Difficulty in the Litter Box
Notice something different when you cleaned out the cat box? Cats with hemorrhoids might have trouble going number two and will have to strain lots, if they even pass any stool at all. Listen out for kitty when he's in his cat box. Your furball will hiss, growl or whine if he has to strain too much to potty.
Blood in the stool is a symptom of various feline diseases, including hemorrhoids. You will have to examine your cat's poop for blood or very dark spots. (Or at the least, your vet will ask you to collect a sample to bring in for testing.)
Hemorrhoids that go untreated can prove to be fatal to your furball, so it is imperative that you take kitty in to see a qualified vet as soon as possible if your cat shows any unusual behavior or symptoms. The vet will be able to give an accurate diagnosis and prescribe appropriate treatment. Treatments may include topical creams or ointments, oral medications or surgery. The sooner hemorrhoids are treated, the better.
Always check with your veterinarian before changing your pet’s diet, medication, or physical activity routines. This information is not a substitute for a vet’s opinion.
Vivian Gomez contributes to Retailing Today, the Daily Puppy, Paw Nation and other websites. She's covered the New York Comic Con for NonProductive since 2009 and writes about everything from responsible pet ownership to comic books to the manner in which smart phones are changing the way people shop.
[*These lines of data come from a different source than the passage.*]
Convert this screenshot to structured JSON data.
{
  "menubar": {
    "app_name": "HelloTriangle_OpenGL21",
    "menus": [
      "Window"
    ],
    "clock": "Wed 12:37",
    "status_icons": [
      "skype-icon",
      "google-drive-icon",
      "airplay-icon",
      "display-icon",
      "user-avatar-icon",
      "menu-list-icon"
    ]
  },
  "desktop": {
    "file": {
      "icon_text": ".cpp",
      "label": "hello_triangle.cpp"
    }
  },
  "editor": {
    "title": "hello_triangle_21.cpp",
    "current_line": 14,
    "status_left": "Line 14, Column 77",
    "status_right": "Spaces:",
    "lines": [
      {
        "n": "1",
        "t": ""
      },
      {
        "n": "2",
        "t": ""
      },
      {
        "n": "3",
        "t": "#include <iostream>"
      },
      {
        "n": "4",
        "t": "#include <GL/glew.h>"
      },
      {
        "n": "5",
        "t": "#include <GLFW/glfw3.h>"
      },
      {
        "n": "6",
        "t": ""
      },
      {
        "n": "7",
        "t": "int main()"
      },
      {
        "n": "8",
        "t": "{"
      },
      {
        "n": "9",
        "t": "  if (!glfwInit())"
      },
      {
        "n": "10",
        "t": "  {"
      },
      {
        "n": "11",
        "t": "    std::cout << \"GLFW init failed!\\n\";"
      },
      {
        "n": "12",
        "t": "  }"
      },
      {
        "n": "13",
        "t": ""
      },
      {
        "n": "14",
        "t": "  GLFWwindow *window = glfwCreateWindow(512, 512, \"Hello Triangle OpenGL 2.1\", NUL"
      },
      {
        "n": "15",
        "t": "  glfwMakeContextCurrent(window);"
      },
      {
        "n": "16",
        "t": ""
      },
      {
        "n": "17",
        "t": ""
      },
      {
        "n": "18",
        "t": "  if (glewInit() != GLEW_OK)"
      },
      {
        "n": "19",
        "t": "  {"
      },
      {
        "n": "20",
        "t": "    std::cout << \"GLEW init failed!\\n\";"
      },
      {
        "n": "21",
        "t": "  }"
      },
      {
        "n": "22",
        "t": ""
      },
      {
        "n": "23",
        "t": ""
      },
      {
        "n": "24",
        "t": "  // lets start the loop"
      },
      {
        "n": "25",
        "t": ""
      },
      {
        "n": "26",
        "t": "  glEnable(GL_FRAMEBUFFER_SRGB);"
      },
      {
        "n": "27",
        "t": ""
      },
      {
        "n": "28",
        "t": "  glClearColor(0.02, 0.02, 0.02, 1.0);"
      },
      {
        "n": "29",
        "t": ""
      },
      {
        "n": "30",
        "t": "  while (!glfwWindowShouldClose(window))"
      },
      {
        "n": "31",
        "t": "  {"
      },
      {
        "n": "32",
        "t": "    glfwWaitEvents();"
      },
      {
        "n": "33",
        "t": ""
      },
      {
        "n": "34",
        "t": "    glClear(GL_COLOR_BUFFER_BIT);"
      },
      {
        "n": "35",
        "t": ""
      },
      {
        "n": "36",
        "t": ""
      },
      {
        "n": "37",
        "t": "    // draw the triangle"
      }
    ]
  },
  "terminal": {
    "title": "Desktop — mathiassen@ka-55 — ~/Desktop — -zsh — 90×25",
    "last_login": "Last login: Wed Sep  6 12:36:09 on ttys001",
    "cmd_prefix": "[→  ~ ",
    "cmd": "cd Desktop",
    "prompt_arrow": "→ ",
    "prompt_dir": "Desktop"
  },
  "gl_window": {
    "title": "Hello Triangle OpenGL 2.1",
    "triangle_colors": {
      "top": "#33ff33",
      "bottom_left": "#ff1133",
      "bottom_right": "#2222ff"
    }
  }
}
Gomez received her Bachelor of Arts in English literature from Pace University.